Last fall I met Marilyn Brown, an award winning novelist who is well-known in the west. She and her husband are multi-talented, I discovered, when I visited their gallery in Springville, Utah. Both are accomplished artists. And Bill Brown has a long history of theater credits to his name as theater owner, actor, producer and director, and, in the case of Rockrollers and Pancakes, writer and director. He gave my sister and me free tickets to that night's performance. Loving regional theater as I do, I wasn't going to miss it.

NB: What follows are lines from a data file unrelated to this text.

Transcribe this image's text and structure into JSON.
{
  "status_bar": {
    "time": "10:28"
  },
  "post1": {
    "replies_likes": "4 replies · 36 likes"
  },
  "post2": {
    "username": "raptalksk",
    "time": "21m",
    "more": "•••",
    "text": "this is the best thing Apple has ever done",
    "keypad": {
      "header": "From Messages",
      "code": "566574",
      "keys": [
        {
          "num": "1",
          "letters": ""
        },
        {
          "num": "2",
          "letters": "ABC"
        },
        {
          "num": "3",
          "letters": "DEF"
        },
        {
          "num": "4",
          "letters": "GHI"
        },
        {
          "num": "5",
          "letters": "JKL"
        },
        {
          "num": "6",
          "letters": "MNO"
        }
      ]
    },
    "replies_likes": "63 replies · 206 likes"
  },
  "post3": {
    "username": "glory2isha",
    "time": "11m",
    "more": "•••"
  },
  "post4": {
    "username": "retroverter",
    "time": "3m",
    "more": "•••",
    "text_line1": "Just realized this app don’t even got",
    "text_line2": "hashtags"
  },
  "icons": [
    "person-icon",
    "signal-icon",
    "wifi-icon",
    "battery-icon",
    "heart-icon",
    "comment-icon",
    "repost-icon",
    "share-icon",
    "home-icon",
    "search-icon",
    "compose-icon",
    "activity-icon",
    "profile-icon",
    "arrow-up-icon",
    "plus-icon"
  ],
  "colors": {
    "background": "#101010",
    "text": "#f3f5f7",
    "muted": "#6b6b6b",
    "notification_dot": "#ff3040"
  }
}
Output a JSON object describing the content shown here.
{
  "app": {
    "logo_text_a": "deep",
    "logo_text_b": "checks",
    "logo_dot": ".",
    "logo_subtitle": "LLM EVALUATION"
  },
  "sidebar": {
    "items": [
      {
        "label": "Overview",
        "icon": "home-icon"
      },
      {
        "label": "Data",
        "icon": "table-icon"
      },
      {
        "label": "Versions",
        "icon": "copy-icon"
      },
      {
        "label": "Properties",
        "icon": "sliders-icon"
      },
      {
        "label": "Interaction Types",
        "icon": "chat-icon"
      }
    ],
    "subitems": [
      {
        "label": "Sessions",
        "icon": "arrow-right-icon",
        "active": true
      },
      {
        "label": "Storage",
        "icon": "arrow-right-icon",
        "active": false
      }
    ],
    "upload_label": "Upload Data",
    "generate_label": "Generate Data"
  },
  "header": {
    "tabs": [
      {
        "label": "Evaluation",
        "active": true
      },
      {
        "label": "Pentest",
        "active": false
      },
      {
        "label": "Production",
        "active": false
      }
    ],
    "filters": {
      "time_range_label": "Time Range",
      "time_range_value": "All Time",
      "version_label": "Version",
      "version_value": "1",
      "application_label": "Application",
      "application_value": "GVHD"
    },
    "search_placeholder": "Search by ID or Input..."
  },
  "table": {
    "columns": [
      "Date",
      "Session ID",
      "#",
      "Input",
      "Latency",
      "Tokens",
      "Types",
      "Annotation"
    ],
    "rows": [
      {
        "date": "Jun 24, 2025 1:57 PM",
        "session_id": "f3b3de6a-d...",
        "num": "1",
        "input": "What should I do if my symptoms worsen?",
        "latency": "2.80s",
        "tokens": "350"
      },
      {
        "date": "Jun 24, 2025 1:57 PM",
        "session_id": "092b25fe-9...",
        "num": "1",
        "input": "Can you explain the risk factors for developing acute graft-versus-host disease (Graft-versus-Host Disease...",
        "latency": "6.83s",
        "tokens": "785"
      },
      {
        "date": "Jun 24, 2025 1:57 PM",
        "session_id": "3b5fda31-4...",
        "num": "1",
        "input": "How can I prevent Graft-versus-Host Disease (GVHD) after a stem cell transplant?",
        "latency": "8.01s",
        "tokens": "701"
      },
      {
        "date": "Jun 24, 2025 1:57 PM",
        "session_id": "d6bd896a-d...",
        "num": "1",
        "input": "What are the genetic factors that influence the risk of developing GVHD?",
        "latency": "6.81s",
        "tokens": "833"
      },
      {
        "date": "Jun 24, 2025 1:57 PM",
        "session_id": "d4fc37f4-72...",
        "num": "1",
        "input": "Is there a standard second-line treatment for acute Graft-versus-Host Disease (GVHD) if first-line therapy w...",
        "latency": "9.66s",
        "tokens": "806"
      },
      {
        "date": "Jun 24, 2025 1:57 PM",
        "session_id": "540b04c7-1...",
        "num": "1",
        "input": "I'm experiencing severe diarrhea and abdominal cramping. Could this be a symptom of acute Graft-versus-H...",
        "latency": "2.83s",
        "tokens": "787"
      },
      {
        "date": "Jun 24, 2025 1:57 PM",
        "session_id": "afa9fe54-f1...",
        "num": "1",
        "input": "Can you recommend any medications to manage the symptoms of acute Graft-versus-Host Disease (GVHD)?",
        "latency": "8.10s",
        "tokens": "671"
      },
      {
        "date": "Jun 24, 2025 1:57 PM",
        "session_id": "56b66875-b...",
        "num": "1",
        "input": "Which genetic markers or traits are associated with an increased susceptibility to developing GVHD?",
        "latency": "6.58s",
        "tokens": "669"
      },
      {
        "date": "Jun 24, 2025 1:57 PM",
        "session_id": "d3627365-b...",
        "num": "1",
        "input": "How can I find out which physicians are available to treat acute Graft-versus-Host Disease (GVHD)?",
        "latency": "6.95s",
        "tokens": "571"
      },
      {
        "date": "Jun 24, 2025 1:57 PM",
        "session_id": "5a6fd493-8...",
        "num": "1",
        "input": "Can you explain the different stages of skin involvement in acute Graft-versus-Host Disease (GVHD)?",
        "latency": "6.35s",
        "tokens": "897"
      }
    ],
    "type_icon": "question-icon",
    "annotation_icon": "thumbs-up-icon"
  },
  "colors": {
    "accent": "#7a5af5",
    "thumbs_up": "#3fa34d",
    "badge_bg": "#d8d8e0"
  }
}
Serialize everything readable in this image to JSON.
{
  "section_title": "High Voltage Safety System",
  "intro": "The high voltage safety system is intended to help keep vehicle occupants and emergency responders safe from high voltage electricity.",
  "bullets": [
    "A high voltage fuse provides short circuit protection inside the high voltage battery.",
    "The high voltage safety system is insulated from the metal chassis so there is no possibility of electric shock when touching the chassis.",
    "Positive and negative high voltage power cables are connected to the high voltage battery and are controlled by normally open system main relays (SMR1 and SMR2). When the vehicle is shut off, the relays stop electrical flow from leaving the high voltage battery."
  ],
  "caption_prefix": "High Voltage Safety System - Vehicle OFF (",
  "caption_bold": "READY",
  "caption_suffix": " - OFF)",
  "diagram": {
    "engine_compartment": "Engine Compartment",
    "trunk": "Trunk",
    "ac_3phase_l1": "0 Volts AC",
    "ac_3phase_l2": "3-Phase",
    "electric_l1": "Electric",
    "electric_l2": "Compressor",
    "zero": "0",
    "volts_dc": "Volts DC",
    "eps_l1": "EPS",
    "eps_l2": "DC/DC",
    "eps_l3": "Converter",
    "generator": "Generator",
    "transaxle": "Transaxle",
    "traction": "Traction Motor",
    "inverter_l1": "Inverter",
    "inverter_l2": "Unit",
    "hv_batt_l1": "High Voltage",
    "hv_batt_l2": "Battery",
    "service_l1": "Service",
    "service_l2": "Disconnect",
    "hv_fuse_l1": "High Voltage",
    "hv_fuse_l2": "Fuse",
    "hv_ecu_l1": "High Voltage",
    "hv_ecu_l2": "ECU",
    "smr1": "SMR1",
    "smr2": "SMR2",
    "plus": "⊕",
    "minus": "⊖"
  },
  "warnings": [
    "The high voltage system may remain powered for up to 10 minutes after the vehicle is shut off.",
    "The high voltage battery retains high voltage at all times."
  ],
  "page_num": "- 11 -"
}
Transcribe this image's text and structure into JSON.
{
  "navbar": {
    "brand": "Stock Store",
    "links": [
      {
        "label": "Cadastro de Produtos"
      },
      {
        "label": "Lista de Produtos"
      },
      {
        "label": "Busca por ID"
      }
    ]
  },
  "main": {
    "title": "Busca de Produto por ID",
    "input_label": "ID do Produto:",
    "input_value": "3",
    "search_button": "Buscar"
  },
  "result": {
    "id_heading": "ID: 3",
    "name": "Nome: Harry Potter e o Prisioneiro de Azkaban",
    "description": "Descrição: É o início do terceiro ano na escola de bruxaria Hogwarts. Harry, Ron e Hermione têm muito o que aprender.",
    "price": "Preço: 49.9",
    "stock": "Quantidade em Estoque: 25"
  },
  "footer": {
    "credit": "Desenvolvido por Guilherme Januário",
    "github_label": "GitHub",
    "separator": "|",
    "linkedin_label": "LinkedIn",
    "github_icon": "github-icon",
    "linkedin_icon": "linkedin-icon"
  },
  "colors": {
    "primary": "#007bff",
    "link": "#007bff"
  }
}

Rockrollers and Pancakes is a touching drama based on real events Bill experienced as he was growing up. His father suffered a serious injury on the job, and the family lost their home as a result. They lived for several months in a tent in a nearby canyon. I hope this actually happened in the spring or summer, as Utah winters can be brutal. Bill told us that for him and his brothers, it was great to camp in the canyon, as they could fish and hike to their hearts' content. He didn't realize the dire situation his parents faced until he was older.
(I should add that I'm not exactly sure what rockrollers are, but I think they're worm-like creatures that live on the underside of rocks in the river. I looked up the term on the web, but all I found were references to rock collectors' clubs and rock and roll, and I'm sure those two elements weren't mentioned in the play. Well, there was a brief reference to Elvis, now that I think about it.)
As the play unfolded there were chuckles and tears from the audience, and appreciative, enthusiastic applause at the end. The best part of the evening, however, was glancing at Bill now and then to watch the expressions that crossed his face. I imagine he was pleased to see his drama produced again, and that he was justifiably proud of his cast. I also think he reflected with a tender heart on those days when his parents made a good life for their family despite very difficult circumstances the children couldn't fully understand at the time.
I hope Rockrollers and Pancakes is produced again and again. It's a play about hope, never giving up, and unbreakable family ties.
Isn't that a great message for us today?